Bing is deeply integrated into Windows 8.1 and Xbox for example. That level of seamlessness is hard to achieve unless you control the entire stack.

Speaking on Bing, yes it loses money but yes it also incubated Azure which makes a lot of money. Its funny how these things work.

Devices are Microsoft's weak point, or should I say was, since the Nokia acquisition brings major hardware competence that will extend beyond phones into tablets, xbox,and wearables.

Microsoft always did software well, and services are just an implementation detail of that. Now they do hardware well. And they have a ton of money.

Devices and Services allows them to control their own destiny. Look at how Apple is shutting Google out of its walled garden for example.

Reply Parent Score: 4

RE[3]: Comment by Nelson
by No it isnt on Wed 18th Dec 2013 20:26 in reply to "RE[2]: Comment by Nelson"
No it isnt Member since:
2005-11-14

The joke used to be that Microsoft only did hardware well. Mice, keyboards.

Reply Parent Score: 5

RE[4]: Comment by Nelson
by Nelson on Wed 18th Dec 2013 20:38 in reply to "RE[3]: Comment by Nelson"
Nelson Member since:
2005-11-29

I think I'm one of the few that hates MSFT mice and keyboards.

Then again I do most of my work nowadays from a Surface 2 with a type cover (remote into a VM for running VS on a large monitor on my desk) so my "traditional" PC experience isn't what it used to be.

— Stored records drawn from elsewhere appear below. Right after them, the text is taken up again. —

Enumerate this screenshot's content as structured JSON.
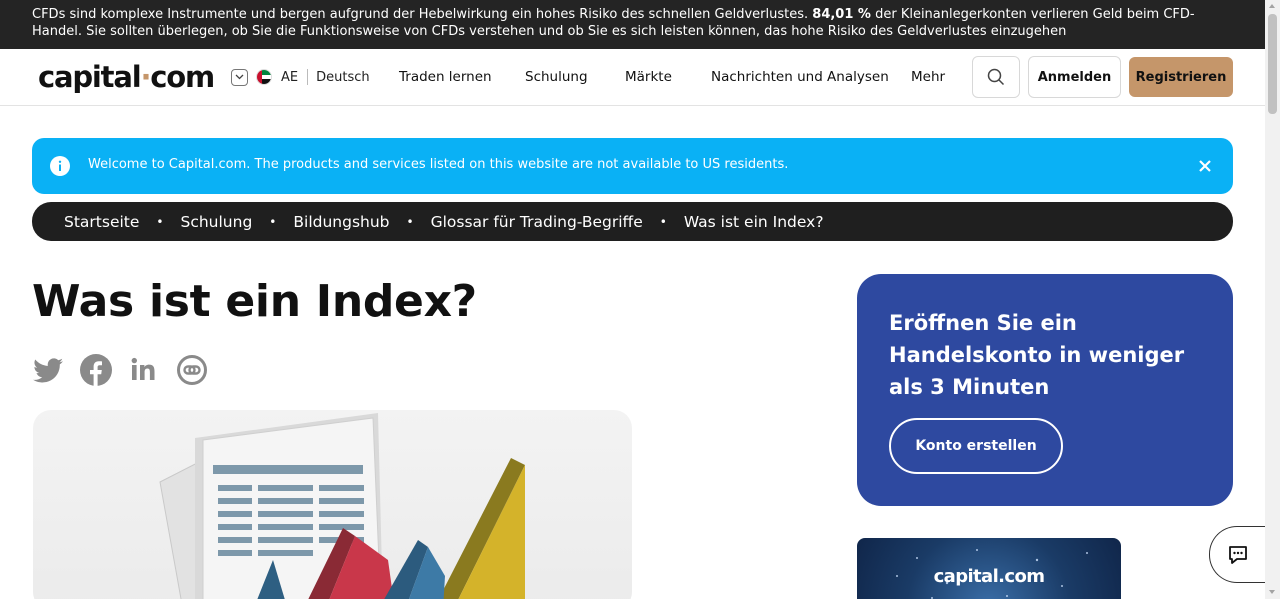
{
  "risk_warning": {
    "text_before": "CFDs sind komplexe Instrumente und bergen aufgrund der Hebelwirkung ein hohes Risiko des schnellen Geldverlustes. ",
    "percentage": "84,01 %",
    "text_after": " der Kleinanlegerkonten verlieren Geld beim CFD-Handel. Sie sollten überlegen, ob Sie die Funktionsweise von CFDs verstehen und ob Sie es sich leisten können, das hohe Risiko des Geldverlustes einzugehen"
  },
  "header": {
    "logo_left": "capital",
    "logo_dot": "·",
    "logo_right": "com",
    "region_code": "AE",
    "language": "Deutsch",
    "nav": [
      "Traden lernen",
      "Schulung",
      "Märkte",
      "Nachrichten und Analysen",
      "Mehr"
    ],
    "login_label": "Anmelden",
    "register_label": "Registrieren"
  },
  "banner": {
    "text": "Welcome to Capital.com. The products and services listed on this website are not available to US residents."
  },
  "breadcrumb": [
    "Startseite",
    "Schulung",
    "Bildungshub",
    "Glossar für Trading-Begriffe",
    "Was ist ein Index?"
  ],
  "breadcrumb_separator": "•",
  "article": {
    "title": "Was ist ein Index?"
  },
  "promo": {
    "heading": "Eröffnen Sie ein Handelskonto in weniger als 3 Minuten",
    "cta": "Konto erstellen"
  },
  "card2": {
    "brand": "capital.com"
  },
  "icons": {
    "share": [
      "twitter-icon",
      "facebook-icon",
      "linkedin-icon",
      "copy-link-icon"
    ]
  },
  "colors": {
    "accent": "#c5966a",
    "banner": "#0ab1f5",
    "promo": "#2e49a0",
    "dark": "#1f1f1f"
  }
}
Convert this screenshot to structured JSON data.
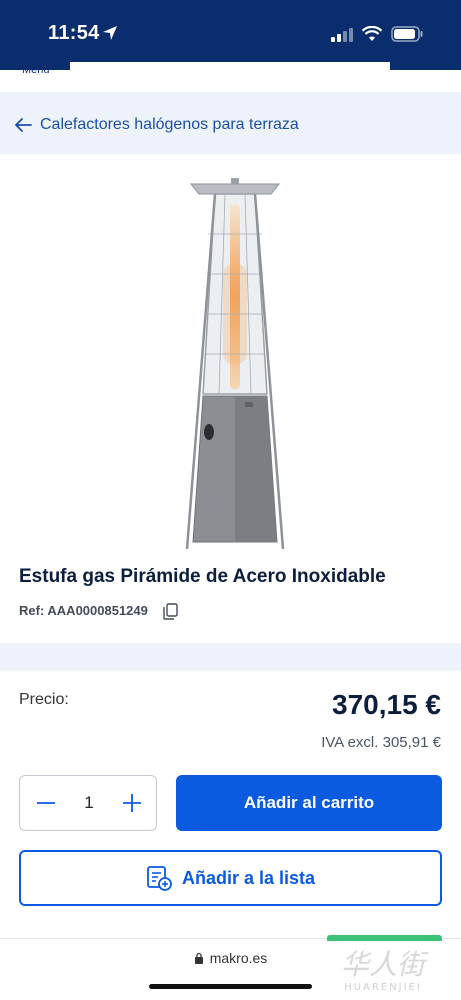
{
  "status_bar": {
    "time": "11:54"
  },
  "header": {
    "menu_label": "Menu"
  },
  "breadcrumb": {
    "label": "Calefactores halógenos para terraza"
  },
  "product": {
    "title": "Estufa gas Pirámide de Acero Inoxidable",
    "ref_label": "Ref: AAA0000851249"
  },
  "pricing": {
    "label": "Precio:",
    "price": "370,15 €",
    "vat_excl": "IVA excl. 305,91 €"
  },
  "quantity": {
    "value": "1"
  },
  "actions": {
    "add_to_cart": "Añadir al carrito",
    "add_to_list": "Añadir a la lista"
  },
  "browser": {
    "url": "makro.es"
  },
  "watermark": {
    "cn": "华人街",
    "en": "HUARENJIEI"
  },
  "colors": {
    "navy": "#0a2d6e",
    "primary": "#0a5be0",
    "band": "#eef3fb"
  }
}
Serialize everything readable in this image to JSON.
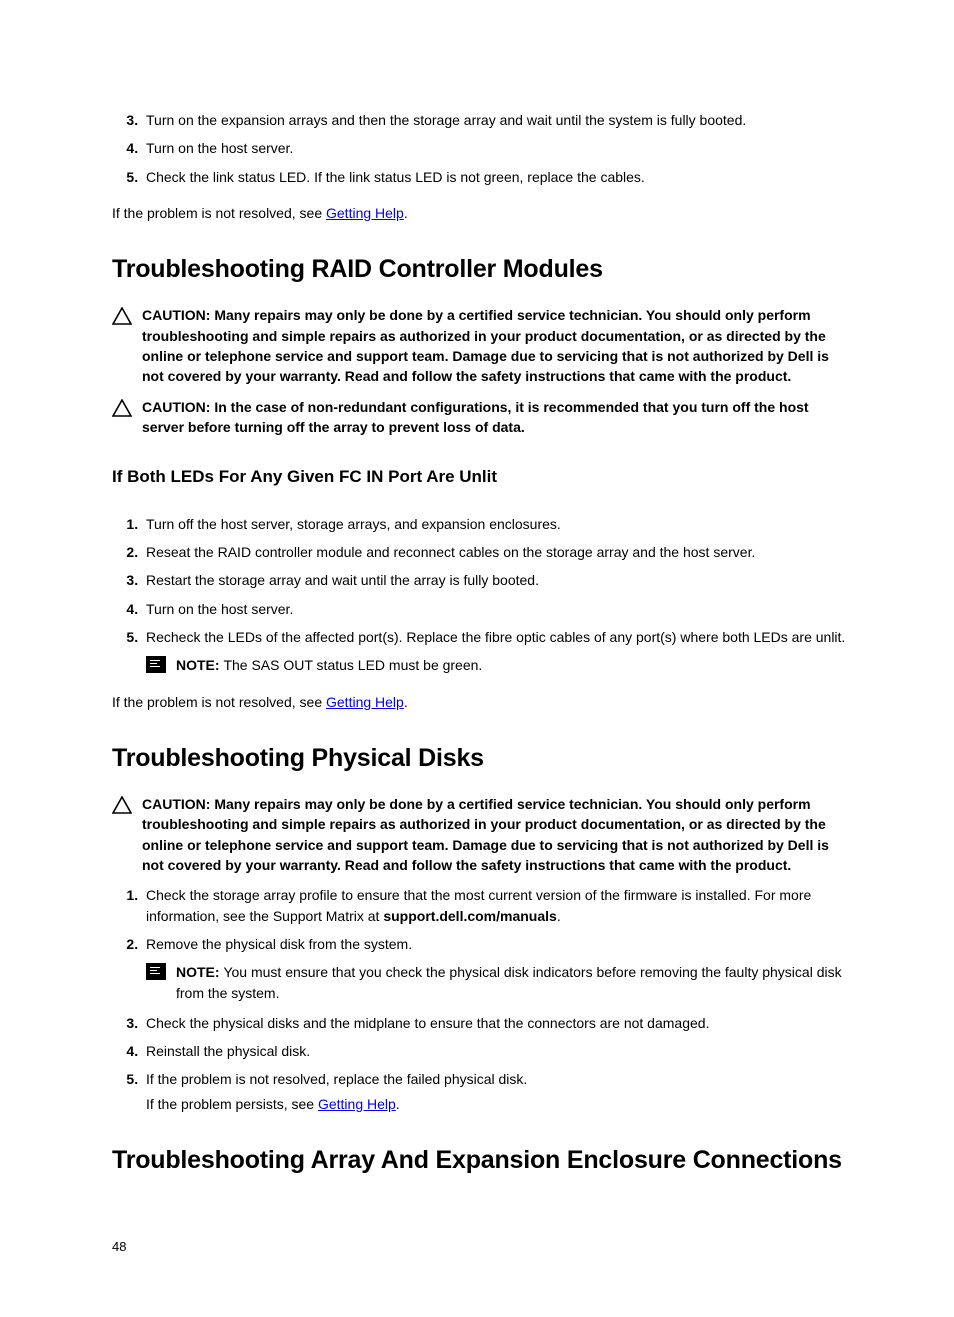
{
  "listA": {
    "i3": "Turn on the expansion arrays and then the storage array and wait until the system is fully booted.",
    "i4": "Turn on the host server.",
    "i5": "Check the link status LED. If the link status LED is not green, replace the cables."
  },
  "paraA_pre": "If the problem is not resolved, see ",
  "paraA_link": "Getting Help",
  "paraA_post": ".",
  "h_raid": "Troubleshooting RAID Controller Modules",
  "caution1_label": "CAUTION: ",
  "caution1_body": "Many repairs may only be done by a certified service technician. You should only perform troubleshooting and simple repairs as authorized in your product documentation, or as directed by the online or telephone service and support team. Damage due to servicing that is not authorized by Dell is not covered by your warranty. Read and follow the safety instructions that came with the product.",
  "caution2_label": "CAUTION: ",
  "caution2_body": "In the case of non-redundant configurations, it is recommended that you turn off the host server before turning off the array to prevent loss of data.",
  "h_leds": "If Both LEDs For Any Given FC IN Port Are Unlit",
  "listB": {
    "i1": "Turn off the host server, storage arrays, and expansion enclosures.",
    "i2": "Reseat the RAID controller module and reconnect cables on the storage array and the host server.",
    "i3": "Restart the storage array and wait until the array is fully booted.",
    "i4": "Turn on the host server.",
    "i5": "Recheck the LEDs of the affected port(s). Replace the fibre optic cables of any port(s) where both LEDs are unlit."
  },
  "note1_label": "NOTE: ",
  "note1_body": "The SAS OUT status LED must be green.",
  "paraB_pre": "If the problem is not resolved, see ",
  "paraB_link": "Getting Help",
  "paraB_post": ".",
  "h_disks": "Troubleshooting Physical Disks",
  "caution3_label": "CAUTION: ",
  "caution3_body": "Many repairs may only be done by a certified service technician. You should only perform troubleshooting and simple repairs as authorized in your product documentation, or as directed by the online or telephone service and support team. Damage due to servicing that is not authorized by Dell is not covered by your warranty. Read and follow the safety instructions that came with the product.",
  "listC": {
    "i1_pre": "Check the storage array profile to ensure that the most current version of the firmware is installed. For more information, see the Support Matrix at ",
    "i1_bold": "support.dell.com/manuals",
    "i1_post": ".",
    "i2": "Remove the physical disk from the system.",
    "note2_label": "NOTE: ",
    "note2_body": "You must ensure that you check the physical disk indicators before removing the faulty physical disk from the system.",
    "i3": "Check the physical disks and the midplane to ensure that the connectors are not damaged.",
    "i4": "Reinstall the physical disk.",
    "i5_line1": "If the problem is not resolved, replace the failed physical disk.",
    "i5_line2_pre": "If the problem persists, see ",
    "i5_line2_link": "Getting Help",
    "i5_line2_post": "."
  },
  "h_array": "Troubleshooting Array And Expansion Enclosure Connections",
  "page_num": "48"
}
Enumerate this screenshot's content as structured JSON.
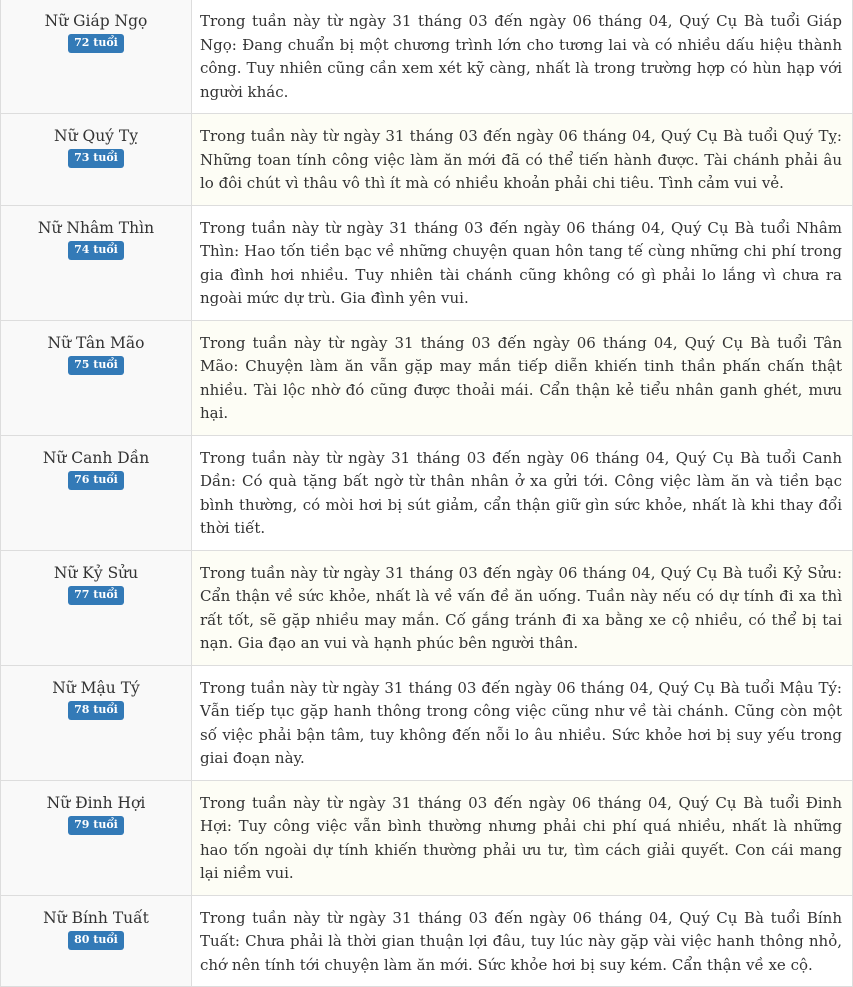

Reply Parent Score: 3

RE[4]: Comment by Nelson
by lucas_maximus on Thu 19th Dec 2013 19:22 in reply to "RE[3]: Comment by Nelson"
lucas_maximus Member since:
2009-08-18

A lot of Microsoft mice and keyboards were made by Logitech back in the past, I have no idea if it is true now.

However my keyboard has had quite a few glasses of Vino Tinto spilled over it and it still works quite well.

Reply Parent Score: 3

RE[4]: Comment by Nelson
by tkeith on Fri 20th Dec 2013 16:09 in reply to "RE[3]: Comment by Nelson"
tkeith Member since:
2010-09-01

I always chalk this up to drivers. Most problems people seem to have with mice are driver related. Since Microsoft makes the OS, they should logically have the least problem with drivers.

Reply Parent Score: 2